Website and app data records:
-.-.-
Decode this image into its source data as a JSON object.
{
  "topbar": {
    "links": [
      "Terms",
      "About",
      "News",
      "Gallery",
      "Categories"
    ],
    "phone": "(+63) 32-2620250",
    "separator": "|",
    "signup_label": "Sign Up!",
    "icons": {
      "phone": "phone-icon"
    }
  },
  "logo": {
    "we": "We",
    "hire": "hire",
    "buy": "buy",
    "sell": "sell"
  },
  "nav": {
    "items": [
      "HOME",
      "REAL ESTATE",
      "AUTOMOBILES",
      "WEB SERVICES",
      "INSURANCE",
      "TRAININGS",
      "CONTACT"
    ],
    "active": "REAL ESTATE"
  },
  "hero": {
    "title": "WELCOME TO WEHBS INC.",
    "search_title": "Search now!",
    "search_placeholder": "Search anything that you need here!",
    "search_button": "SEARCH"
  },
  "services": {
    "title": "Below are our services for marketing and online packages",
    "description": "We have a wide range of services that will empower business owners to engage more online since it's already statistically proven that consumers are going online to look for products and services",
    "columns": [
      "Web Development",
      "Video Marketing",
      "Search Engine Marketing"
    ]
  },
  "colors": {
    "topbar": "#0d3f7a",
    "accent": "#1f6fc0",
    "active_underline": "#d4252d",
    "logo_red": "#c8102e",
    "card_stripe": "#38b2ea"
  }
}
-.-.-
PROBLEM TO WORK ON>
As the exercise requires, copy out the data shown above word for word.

TASK OUTPUT>
Decode this image into its source data as a JSON object.
{
  "topbar": {
    "links": [
      "Terms",
      "About",
      "News",
      "Gallery",
      "Categories"
    ],
    "phone": "(+63) 32-2620250",
    "separator": "|",
    "signup_label": "Sign Up!",
    "icons": {
      "phone": "phone-icon"
    }
  },
  "logo": {
    "we": "We",
    "hire": "hire",
    "buy": "buy",
    "sell": "sell"
  },
  "nav": {
    "items": [
      "HOME",
      "REAL ESTATE",
      "AUTOMOBILES",
      "WEB SERVICES",
      "INSURANCE",
      "TRAININGS",
      "CONTACT"
    ],
    "active": "REAL ESTATE"
  },
  "hero": {
    "title": "WELCOME TO WEHBS INC.",
    "search_title": "Search now!",
    "search_placeholder": "Search anything that you need here!",
    "search_button": "SEARCH"
  },
  "services": {
    "title": "Below are our services for marketing and online packages",
    "description": "We have a wide range of services that will empower business owners to engage more online since it's already statistically proven that consumers are going online to look for products and services",
    "columns": [
      "Web Development",
      "Video Marketing",
      "Search Engine Marketing"
    ]
  },
  "colors": {
    "topbar": "#0d3f7a",
    "accent": "#1f6fc0",
    "active_underline": "#d4252d",
    "logo_red": "#c8102e",
    "card_stripe": "#38b2ea"
  }
}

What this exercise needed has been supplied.